Investors want to understand when and how they will realise a return on their investment. While the focus during the initial engagement will be on the quantum of the investment and for what stake, investors are equally interested in how they will make their return, the multiple and over what timeframe. This assessment is not possible without clarity around the exit strategy.

Coachability and Flexibility

Investors value entrepreneurs who are open to feedback, willing to learn (both new things and from mistakes!), transparent and adaptable. The ability to listen, learn, and make adjustments to strategy based on feedback is important in an ever-changing competitive landscape.

Integrity and Trustworthiness

Investors seek entrepreneurs with high levels of integrity and trustworthiness. Building a long-term relationship with an investor requires mutual trust and transparency.

Risk Assessment and Mitigation

Investors are interested in how you identify and mitigate risks associated with your business. All investors fully understand that no investment is entirely without risk and that risk is higher in start-up and early stage businesses. They want to be able to evaluate what that level of risk is and what measures and safeguards are in place to minimise that risk.

Ethical and Legal Considerations

Investors often assess the ethical standards and values of the entrepreneurs and the business and look for evidence that the appropriate governance is in place to ensure the

business complies with accepted business conduct and all relevant laws and regulations.

Some Additional Tips When Seeking Investment

  • Be prepared: When you meet with investors, be prepared to answer questions about your business, your team, and your financial projections.

  • Be honest and transparent: Be honest with investors about your strengths and weaknesses, and be transparent about your plans for the business.

  • Be confident: Investors want to invest in entrepreneurs who are confident in their abilities and their vision for the business.

  • Be persistent: Raising capital can be a long and challenging process. Don't give up if you don't get the investment you're looking for right away. Keep working on your business and keep pitching to investors until you find the right fit.


It's important to note that each investor may prioritise these factors differently based on their investment strategy, industry focus, and personal preferences and so it's essential to tailor your pitch and business plan to highlight these factors and address any potential concerns.

Entrepreneurs should aim to present a compelling case that aligns with the specific criteria of the investors they are targeting. Consequently it's important to research and target investors whose criteria align with your business's strengths. Building a strong investor pitch and having a solid business plan that addresses these considerations will increase your chances of attracting the right investors for your venture.

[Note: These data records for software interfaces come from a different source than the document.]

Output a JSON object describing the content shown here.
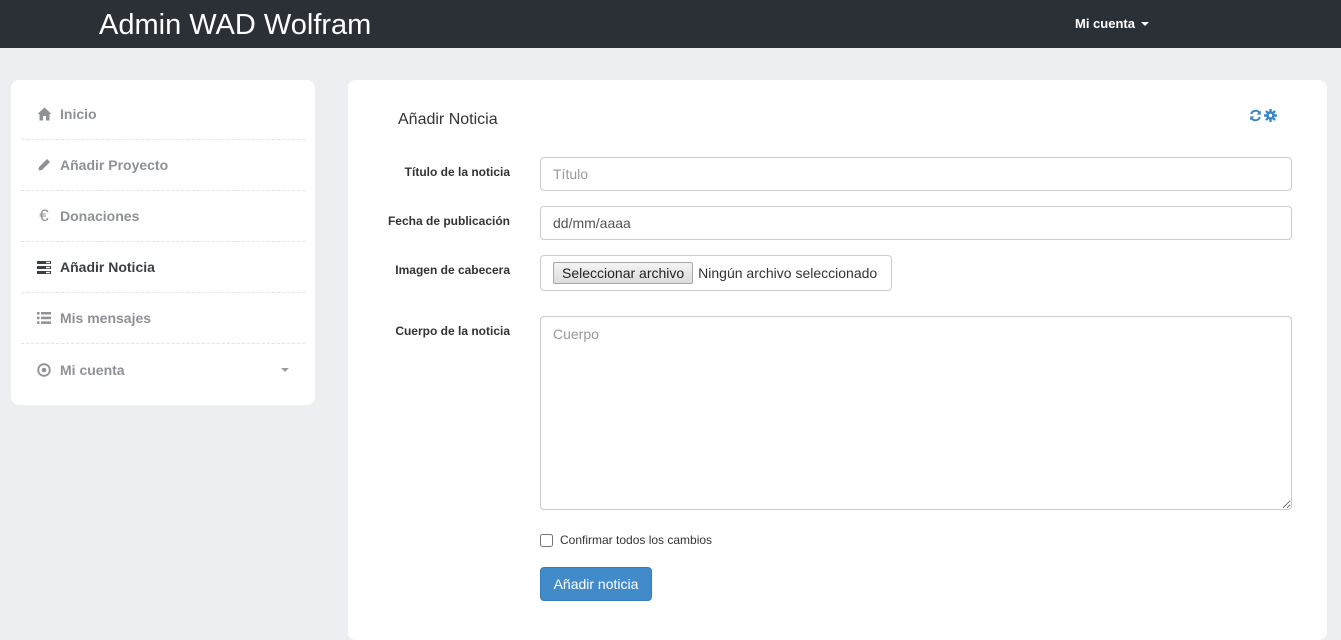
{
  "header": {
    "brand": "Admin WAD Wolfram",
    "account_label": "Mi cuenta"
  },
  "sidebar": {
    "items": [
      {
        "label": "Inicio",
        "icon": "home-icon"
      },
      {
        "label": "Añadir Proyecto",
        "icon": "pencil-icon"
      },
      {
        "label": "Donaciones",
        "icon": "euro-icon"
      },
      {
        "label": "Añadir Noticia",
        "icon": "tasks-icon",
        "active": true
      },
      {
        "label": "Mis mensajes",
        "icon": "list-icon"
      },
      {
        "label": "Mi cuenta",
        "icon": "record-icon"
      }
    ]
  },
  "panel": {
    "title": "Añadir Noticia",
    "tools": [
      "refresh-icon",
      "gear-icon"
    ]
  },
  "form": {
    "title_label": "Título de la noticia",
    "title_placeholder": "Título",
    "date_label": "Fecha de publicación",
    "date_value": "dd/mm/aaaa",
    "image_label": "Imagen de cabecera",
    "file_button": "Seleccionar archivo",
    "file_status": "Ningún archivo seleccionado",
    "body_label": "Cuerpo de la noticia",
    "body_placeholder": "Cuerpo",
    "confirm_label": "Confirmar todos los cambios",
    "submit_label": "Añadir noticia"
  },
  "colors": {
    "topbar": "#2b2f36",
    "primary": "#428bca",
    "icon_accent": "#3a87c8"
  }
}
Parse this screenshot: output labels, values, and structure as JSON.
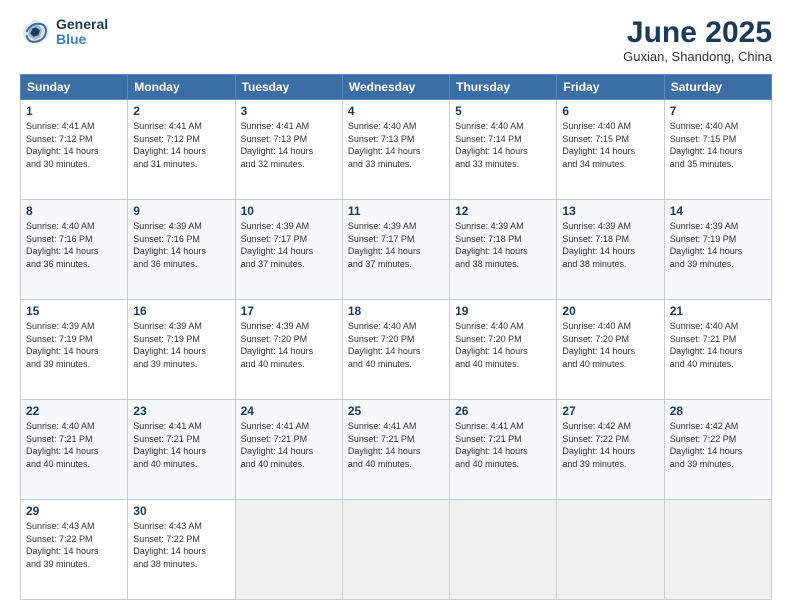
{
  "header": {
    "logo_general": "General",
    "logo_blue": "Blue",
    "month_title": "June 2025",
    "subtitle": "Guxian, Shandong, China"
  },
  "weekdays": [
    "Sunday",
    "Monday",
    "Tuesday",
    "Wednesday",
    "Thursday",
    "Friday",
    "Saturday"
  ],
  "weeks": [
    [
      {
        "day": "1",
        "lines": [
          "Sunrise: 4:41 AM",
          "Sunset: 7:12 PM",
          "Daylight: 14 hours",
          "and 30 minutes."
        ]
      },
      {
        "day": "2",
        "lines": [
          "Sunrise: 4:41 AM",
          "Sunset: 7:12 PM",
          "Daylight: 14 hours",
          "and 31 minutes."
        ]
      },
      {
        "day": "3",
        "lines": [
          "Sunrise: 4:41 AM",
          "Sunset: 7:13 PM",
          "Daylight: 14 hours",
          "and 32 minutes."
        ]
      },
      {
        "day": "4",
        "lines": [
          "Sunrise: 4:40 AM",
          "Sunset: 7:13 PM",
          "Daylight: 14 hours",
          "and 33 minutes."
        ]
      },
      {
        "day": "5",
        "lines": [
          "Sunrise: 4:40 AM",
          "Sunset: 7:14 PM",
          "Daylight: 14 hours",
          "and 33 minutes."
        ]
      },
      {
        "day": "6",
        "lines": [
          "Sunrise: 4:40 AM",
          "Sunset: 7:15 PM",
          "Daylight: 14 hours",
          "and 34 minutes."
        ]
      },
      {
        "day": "7",
        "lines": [
          "Sunrise: 4:40 AM",
          "Sunset: 7:15 PM",
          "Daylight: 14 hours",
          "and 35 minutes."
        ]
      }
    ],
    [
      {
        "day": "8",
        "lines": [
          "Sunrise: 4:40 AM",
          "Sunset: 7:16 PM",
          "Daylight: 14 hours",
          "and 36 minutes."
        ]
      },
      {
        "day": "9",
        "lines": [
          "Sunrise: 4:39 AM",
          "Sunset: 7:16 PM",
          "Daylight: 14 hours",
          "and 36 minutes."
        ]
      },
      {
        "day": "10",
        "lines": [
          "Sunrise: 4:39 AM",
          "Sunset: 7:17 PM",
          "Daylight: 14 hours",
          "and 37 minutes."
        ]
      },
      {
        "day": "11",
        "lines": [
          "Sunrise: 4:39 AM",
          "Sunset: 7:17 PM",
          "Daylight: 14 hours",
          "and 37 minutes."
        ]
      },
      {
        "day": "12",
        "lines": [
          "Sunrise: 4:39 AM",
          "Sunset: 7:18 PM",
          "Daylight: 14 hours",
          "and 38 minutes."
        ]
      },
      {
        "day": "13",
        "lines": [
          "Sunrise: 4:39 AM",
          "Sunset: 7:18 PM",
          "Daylight: 14 hours",
          "and 38 minutes."
        ]
      },
      {
        "day": "14",
        "lines": [
          "Sunrise: 4:39 AM",
          "Sunset: 7:19 PM",
          "Daylight: 14 hours",
          "and 39 minutes."
        ]
      }
    ],
    [
      {
        "day": "15",
        "lines": [
          "Sunrise: 4:39 AM",
          "Sunset: 7:19 PM",
          "Daylight: 14 hours",
          "and 39 minutes."
        ]
      },
      {
        "day": "16",
        "lines": [
          "Sunrise: 4:39 AM",
          "Sunset: 7:19 PM",
          "Daylight: 14 hours",
          "and 39 minutes."
        ]
      },
      {
        "day": "17",
        "lines": [
          "Sunrise: 4:39 AM",
          "Sunset: 7:20 PM",
          "Daylight: 14 hours",
          "and 40 minutes."
        ]
      },
      {
        "day": "18",
        "lines": [
          "Sunrise: 4:40 AM",
          "Sunset: 7:20 PM",
          "Daylight: 14 hours",
          "and 40 minutes."
        ]
      },
      {
        "day": "19",
        "lines": [
          "Sunrise: 4:40 AM",
          "Sunset: 7:20 PM",
          "Daylight: 14 hours",
          "and 40 minutes."
        ]
      },
      {
        "day": "20",
        "lines": [
          "Sunrise: 4:40 AM",
          "Sunset: 7:20 PM",
          "Daylight: 14 hours",
          "and 40 minutes."
        ]
      },
      {
        "day": "21",
        "lines": [
          "Sunrise: 4:40 AM",
          "Sunset: 7:21 PM",
          "Daylight: 14 hours",
          "and 40 minutes."
        ]
      }
    ],
    [
      {
        "day": "22",
        "lines": [
          "Sunrise: 4:40 AM",
          "Sunset: 7:21 PM",
          "Daylight: 14 hours",
          "and 40 minutes."
        ]
      },
      {
        "day": "23",
        "lines": [
          "Sunrise: 4:41 AM",
          "Sunset: 7:21 PM",
          "Daylight: 14 hours",
          "and 40 minutes."
        ]
      },
      {
        "day": "24",
        "lines": [
          "Sunrise: 4:41 AM",
          "Sunset: 7:21 PM",
          "Daylight: 14 hours",
          "and 40 minutes."
        ]
      },
      {
        "day": "25",
        "lines": [
          "Sunrise: 4:41 AM",
          "Sunset: 7:21 PM",
          "Daylight: 14 hours",
          "and 40 minutes."
        ]
      },
      {
        "day": "26",
        "lines": [
          "Sunrise: 4:41 AM",
          "Sunset: 7:21 PM",
          "Daylight: 14 hours",
          "and 40 minutes."
        ]
      },
      {
        "day": "27",
        "lines": [
          "Sunrise: 4:42 AM",
          "Sunset: 7:22 PM",
          "Daylight: 14 hours",
          "and 39 minutes."
        ]
      },
      {
        "day": "28",
        "lines": [
          "Sunrise: 4:42 AM",
          "Sunset: 7:22 PM",
          "Daylight: 14 hours",
          "and 39 minutes."
        ]
      }
    ],
    [
      {
        "day": "29",
        "lines": [
          "Sunrise: 4:43 AM",
          "Sunset: 7:22 PM",
          "Daylight: 14 hours",
          "and 39 minutes."
        ]
      },
      {
        "day": "30",
        "lines": [
          "Sunrise: 4:43 AM",
          "Sunset: 7:22 PM",
          "Daylight: 14 hours",
          "and 38 minutes."
        ]
      },
      {
        "day": "",
        "lines": []
      },
      {
        "day": "",
        "lines": []
      },
      {
        "day": "",
        "lines": []
      },
      {
        "day": "",
        "lines": []
      },
      {
        "day": "",
        "lines": []
      }
    ]
  ]
}
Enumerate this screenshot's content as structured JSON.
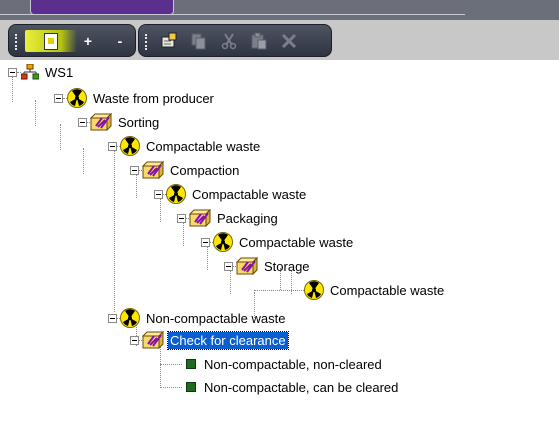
{
  "toolbar": {
    "add_symbol": "+",
    "remove_symbol": "-"
  },
  "tree": {
    "nodes": [
      {
        "label": "WS1",
        "icon": "workspace-icon"
      },
      {
        "label": "Waste from producer",
        "icon": "radiation-icon"
      },
      {
        "label": "Sorting",
        "icon": "process-box-icon"
      },
      {
        "label": "Compactable waste",
        "icon": "radiation-icon"
      },
      {
        "label": "Compaction",
        "icon": "process-box-icon"
      },
      {
        "label": "Compactable waste",
        "icon": "radiation-icon"
      },
      {
        "label": "Packaging",
        "icon": "process-box-icon"
      },
      {
        "label": "Compactable waste",
        "icon": "radiation-icon"
      },
      {
        "label": "Storage",
        "icon": "process-box-icon"
      },
      {
        "label": "Compactable waste",
        "icon": "radiation-icon"
      },
      {
        "label": "Non-compactable waste",
        "icon": "radiation-icon"
      },
      {
        "label": "Check for clearance",
        "icon": "process-box-icon",
        "selected": true
      },
      {
        "label": "Non-compactable, non-cleared",
        "icon": "green-square-icon"
      },
      {
        "label": "Non-compactable, can be cleared",
        "icon": "green-square-icon"
      }
    ]
  },
  "colors": {
    "toolbar_bg": "#c8c8c8",
    "toolbar_group": "#2f3440",
    "selection": "#0a5fd0",
    "radiation_yellow": "#ffe600"
  }
}
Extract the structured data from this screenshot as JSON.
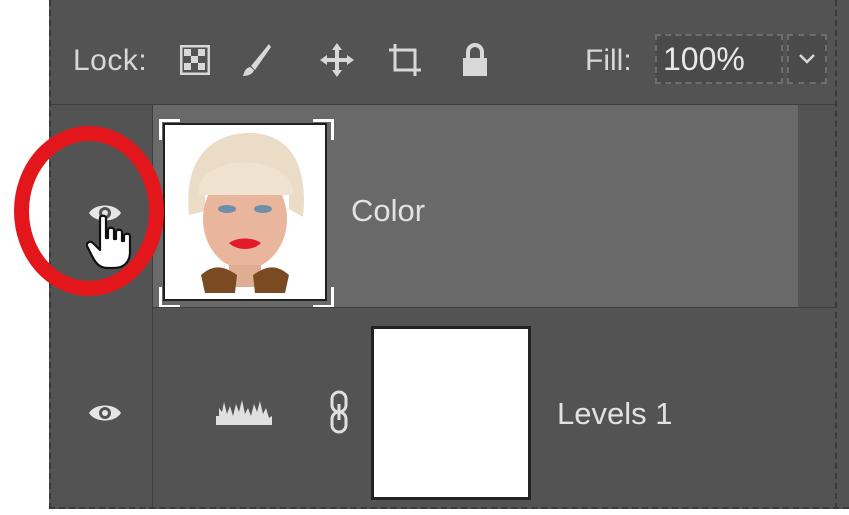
{
  "lock_bar": {
    "lock_label": "Lock:",
    "icons": [
      "lock-transparent-pixels-icon",
      "lock-image-pixels-icon",
      "lock-position-icon",
      "lock-artboard-icon",
      "lock-all-icon"
    ],
    "fill_label": "Fill:",
    "fill_value": "100%"
  },
  "layers": [
    {
      "name": "Color",
      "visible": true,
      "selected": true,
      "thumbnail": "portrait-photo-thumbnail"
    },
    {
      "name": "Levels 1",
      "visible": true,
      "selected": false,
      "thumbnail": "levels-adjustment-icon"
    }
  ],
  "colors": {
    "panel_bg": "#535353",
    "selected_row": "#696969",
    "annotation_red": "#e3161b"
  }
}
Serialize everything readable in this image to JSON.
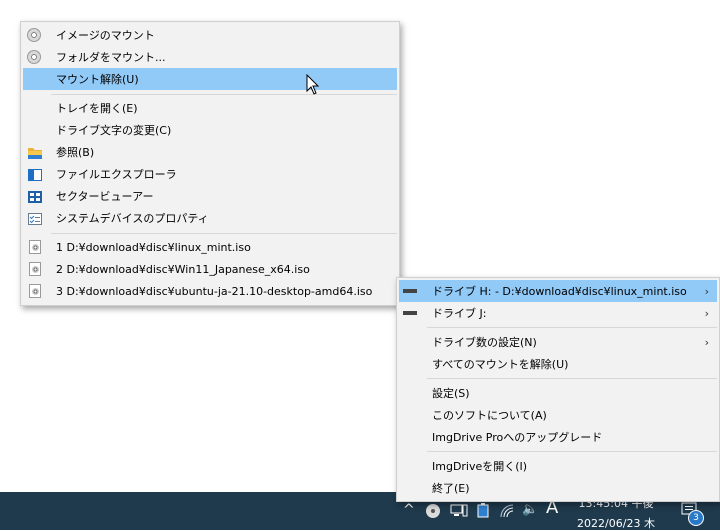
{
  "left_menu": {
    "items": [
      {
        "label": "イメージのマウント",
        "icon": "disc-icon"
      },
      {
        "label": "フォルダをマウント...",
        "icon": "disc-icon"
      },
      {
        "label": "マウント解除(U)",
        "icon": "",
        "highlighted": true
      },
      {
        "label": "トレイを開く(E)",
        "icon": ""
      },
      {
        "label": "ドライブ文字の変更(C)",
        "icon": ""
      },
      {
        "label": "参照(B)",
        "icon": "folder-icon"
      },
      {
        "label": "ファイルエクスプローラ",
        "icon": "explorer-icon"
      },
      {
        "label": "セクタービューアー",
        "icon": "sector-viewer-icon"
      },
      {
        "label": "システムデバイスのプロパティ",
        "icon": "properties-icon"
      },
      {
        "label": "1 D:¥download¥disc¥linux_mint.iso",
        "icon": "iso-file-icon"
      },
      {
        "label": "2 D:¥download¥disc¥Win11_Japanese_x64.iso",
        "icon": "iso-file-icon"
      },
      {
        "label": "3 D:¥download¥disc¥ubuntu-ja-21.10-desktop-amd64.iso",
        "icon": "iso-file-icon"
      }
    ]
  },
  "right_menu": {
    "items": [
      {
        "label": "ドライブ H: - D:¥download¥disc¥linux_mint.iso",
        "icon": "drive-icon",
        "highlighted": true,
        "submenu": true
      },
      {
        "label": "ドライブ J:",
        "icon": "drive-icon",
        "submenu": true
      },
      {
        "label": "ドライブ数の設定(N)",
        "submenu": true
      },
      {
        "label": "すべてのマウントを解除(U)"
      },
      {
        "label": "設定(S)"
      },
      {
        "label": "このソフトについて(A)"
      },
      {
        "label": "ImgDrive Proへのアップグレード"
      },
      {
        "label": "ImgDriveを開く(I)"
      },
      {
        "label": "終了(E)"
      }
    ]
  },
  "taskbar": {
    "time": "13:45:04 午後",
    "date": "2022/06/23 木",
    "ime": "A",
    "notification_count": "3",
    "colors": {
      "taskbar": "#1f3a4d",
      "highlight": "#91c9f7"
    }
  }
}
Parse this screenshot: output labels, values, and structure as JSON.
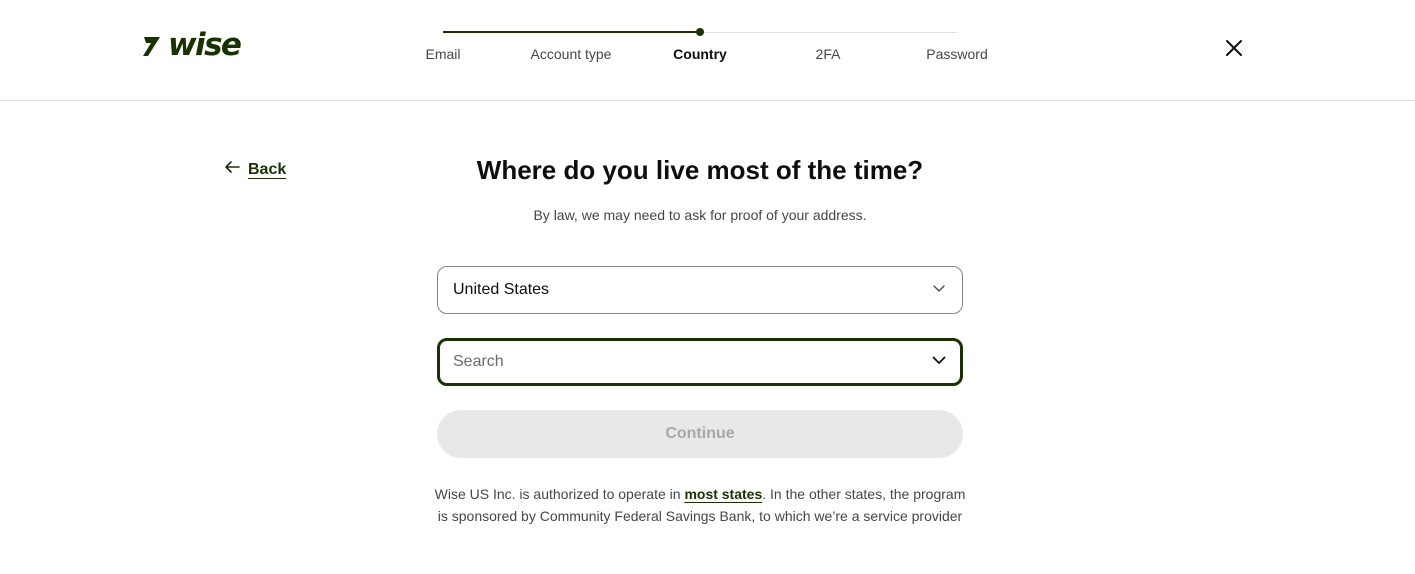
{
  "brand": {
    "name": "wise",
    "logo_icon": "wise-flag-icon",
    "color": "#163300"
  },
  "stepper": {
    "steps": [
      {
        "label": "Email",
        "state": "done"
      },
      {
        "label": "Account type",
        "state": "done"
      },
      {
        "label": "Country",
        "state": "active"
      },
      {
        "label": "2FA",
        "state": "todo"
      },
      {
        "label": "Password",
        "state": "todo"
      }
    ],
    "progress_fraction": 0.5
  },
  "header": {
    "close_icon": "close-icon"
  },
  "nav": {
    "back_label": "Back",
    "back_icon": "arrow-left-icon"
  },
  "main": {
    "title": "Where do you live most of the time?",
    "subtitle": "By law, we may need to ask for proof of your address.",
    "country_select": {
      "value": "United States",
      "icon": "chevron-down-icon"
    },
    "state_search": {
      "placeholder": "Search",
      "value": "",
      "icon": "chevron-down-icon"
    },
    "continue_label": "Continue"
  },
  "disclaimer": {
    "before": "Wise US Inc. is authorized to operate in ",
    "link": "most states",
    "after": ". In the other states, the program is sponsored by Community Federal Savings Bank, to which we’re a service provider"
  },
  "colors": {
    "accent": "#163300",
    "border": "#868685",
    "disabled_bg": "#e8e8e8",
    "disabled_text": "#a8a8a6"
  }
}
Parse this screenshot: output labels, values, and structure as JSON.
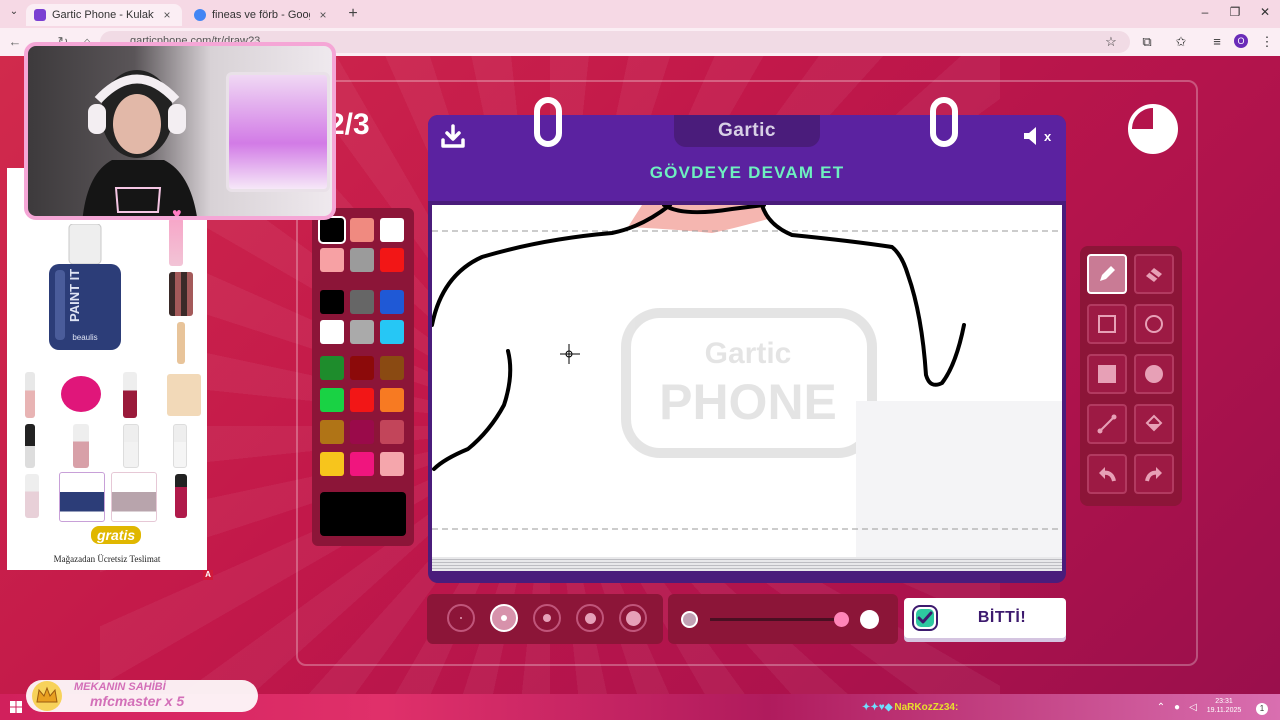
{
  "browser": {
    "tabs": [
      {
        "label": "Gartic Phone - Kulaktan Kulağa",
        "close": "×",
        "favicon_color": "#7b3fd2"
      },
      {
        "label": "fineas ve förb - Google'da Ara",
        "close": "×",
        "favicon_color": "#4285f4"
      }
    ],
    "new_tab": "+",
    "tab_list": "⌄",
    "window_controls": {
      "minimize": "–",
      "restore": "❐",
      "close": "✕"
    },
    "url": "garticphone.com/tr/draw?3",
    "profile_initial": "O"
  },
  "game": {
    "round": "2/3",
    "logo": "Gartic",
    "prompt": "GÖVDEYE DEVAM ET",
    "done_label": "BİTTİ!",
    "watermark_top": "Gartic",
    "watermark_bottom": "PHONE",
    "mute_label": "x",
    "palette": [
      "#000000",
      "#f08a80",
      "#ffffff",
      "#f7a1a4",
      "#9b9b9b",
      "#f21616",
      "#000000",
      "#666666",
      "#1f59d6",
      "#ffffff",
      "#aaaaaa",
      "#26c7f5",
      "#1e8c2c",
      "#8c0a0a",
      "#8a4a12",
      "#19d244",
      "#f21616",
      "#f77a22",
      "#b07416",
      "#9a0a4a",
      "#c2455a",
      "#f7c51c",
      "#f0157e",
      "#f5a6ac"
    ],
    "selected_color": "#000000",
    "brush_sizes_selected": 2,
    "opacity_percent": 100
  },
  "tools": [
    {
      "name": "pencil-tool",
      "active": true
    },
    {
      "name": "eraser-tool",
      "active": false
    },
    {
      "name": "rectangle-outline-tool",
      "active": false
    },
    {
      "name": "ellipse-outline-tool",
      "active": false
    },
    {
      "name": "rectangle-fill-tool",
      "active": false
    },
    {
      "name": "ellipse-fill-tool",
      "active": false
    },
    {
      "name": "line-tool",
      "active": false
    },
    {
      "name": "bucket-fill-tool",
      "active": false
    },
    {
      "name": "undo-tool",
      "active": false
    },
    {
      "name": "redo-tool",
      "active": false
    }
  ],
  "ad": {
    "product": "PAINT IT",
    "brand": "beaulis",
    "store": "gratis",
    "text": "Mağazadan Ücretsiz Teslimat",
    "badge": "A"
  },
  "stream": {
    "owner_title": "MEKANIN SAHİBİ",
    "owner_name": "mfcmaster x 5",
    "chat_user": "NaRKozZz34:"
  },
  "taskbar": {
    "time": "23:31",
    "date": "19.11.2025",
    "notifications": "1"
  }
}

Essentially, investors look for an experienced team, big market potential, and early evidence that the business model actually works and can scale. In the end, it’s the entrepreneur’s responsibility to convince investors that their opportunity is compelling.

Image attribution: Free Stock photos by Vecteezy

13 views0 comments


bottom of page